***** DATASET RECORDS *****
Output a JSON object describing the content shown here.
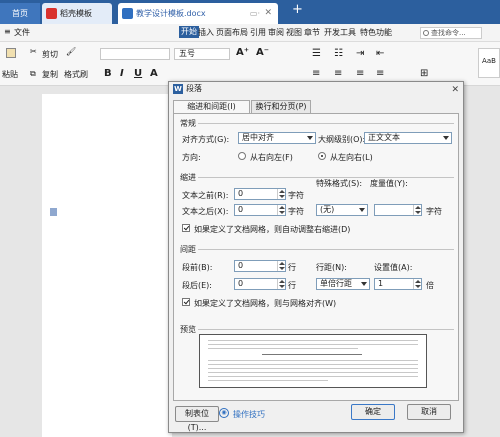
{
  "tabs": {
    "home": "首页",
    "template": "稻壳模板",
    "document": "教学设计模板.docx",
    "new_tab": "+"
  },
  "menu": {
    "items": [
      "文件",
      "开始",
      "插入",
      "页面布局",
      "引用",
      "审阅",
      "视图",
      "章节",
      "开发工具",
      "特色功能"
    ],
    "search_placeholder": "查找命令..."
  },
  "ribbon": {
    "cut": "剪切",
    "copy": "复制",
    "paste": "粘贴",
    "format_painter": "格式刷",
    "font_size": "五号",
    "style_preview": "AaB"
  },
  "dialog": {
    "title": "段落",
    "tabs": [
      "缩进和间距(I)",
      "换行和分页(P)"
    ],
    "general": {
      "section": "常规",
      "alignment_label": "对齐方式(G):",
      "alignment_value": "居中对齐",
      "outline_label": "大纲级别(O):",
      "outline_value": "正文文本",
      "direction_label": "方向:",
      "rtl_label": "从右向左(F)",
      "ltr_label": "从左向右(L)",
      "direction_selected": "ltr"
    },
    "indent": {
      "section": "缩进",
      "before_label": "文本之前(R):",
      "before_value": "0",
      "before_unit": "字符",
      "after_label": "文本之后(X):",
      "after_value": "0",
      "after_unit": "字符",
      "special_label": "特殊格式(S):",
      "special_value": "(无)",
      "measure_label": "度量值(Y):",
      "measure_value": "",
      "measure_unit": "字符",
      "grid_check_label": "如果定义了文档网格，则自动调整右缩进(D)",
      "grid_check": true
    },
    "spacing": {
      "section": "间距",
      "before_label": "段前(B):",
      "before_value": "0",
      "before_unit": "行",
      "after_label": "段后(E):",
      "after_value": "0",
      "after_unit": "行",
      "line_label": "行距(N):",
      "line_value": "单倍行距",
      "set_label": "设置值(A):",
      "set_value": "1",
      "set_unit": "倍",
      "grid_check_label": "如果定义了文档网格，则与网格对齐(W)",
      "grid_check": true
    },
    "preview": {
      "section": "预览"
    },
    "buttons": {
      "tabs": "制表位(T)...",
      "tips": "操作技巧",
      "ok": "确定",
      "cancel": "取消"
    }
  }
}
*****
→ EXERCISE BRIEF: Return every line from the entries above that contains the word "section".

→ YOUR SOLUTION:
      "section": "常规",
      "section": "缩进",
      "section": "间距",
      "section": "预览"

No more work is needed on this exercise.